Plans for a Walking Bus programme to protect schoolchildren in Lansdowne, were discussed by councillors, cops and principals at Windsor High School last week.
The initiative is overseen by the Department of Community Safety and relies on parents volunteering to walk pupils to and from school.
Ward 60 councillor Mark Kleinschmidt said the plan was in response to pupils from Groenvlei and Windsor high schools and Portia and York Road primary schools being robbed of cash and cellphones.
According to the Department of Community Safety, more than 80 walking buses have been started near various schools in the province over the past year and there are plans to set up another 25 in September and October.
Parents in the programme undergo police-clearance checks and are trained in first aid and traffic safety.
The walking bus is expected to draw on support from the police, neighbourhood watches, schools, the community police forum and the community at large.
“We are supportive of any community structure that will aid in fighting crime, and the police will be behind them by any means necessary to fight crime,” said Sergeant Nkululeko Mnyaka, of Lansdowne SAPS.
Kevin Velensky, principal of Portia Primary, said some of their pupils came from as far as Khayelitsha, so it was important for the school to ensure they could get to and from class safely.
“Having people in the area who can accompany these kids to the bus stop and safety drop-off points can ensure their safety because we had a few issues with kids being robbed and mugged,” he said.
Lansdowne CPF chairman Rafique Foflonker welcomed the idea of the walking bus in the area.
“The kids who walk on the troubled routes will benefit, and the parents will be pleased as well, he said, adding that they would “support it in any way that we can”.

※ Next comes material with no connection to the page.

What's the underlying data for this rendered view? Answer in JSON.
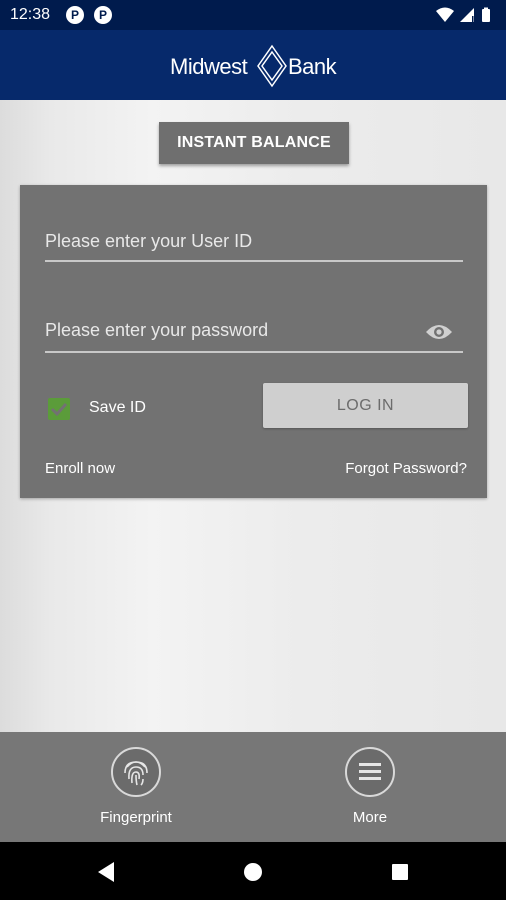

The plan is to start recruiting parents for the walking bus by Friday September 7 and once the time and place for the first one has been decided, pamphlets will be handed out at participating schools, notifying parents.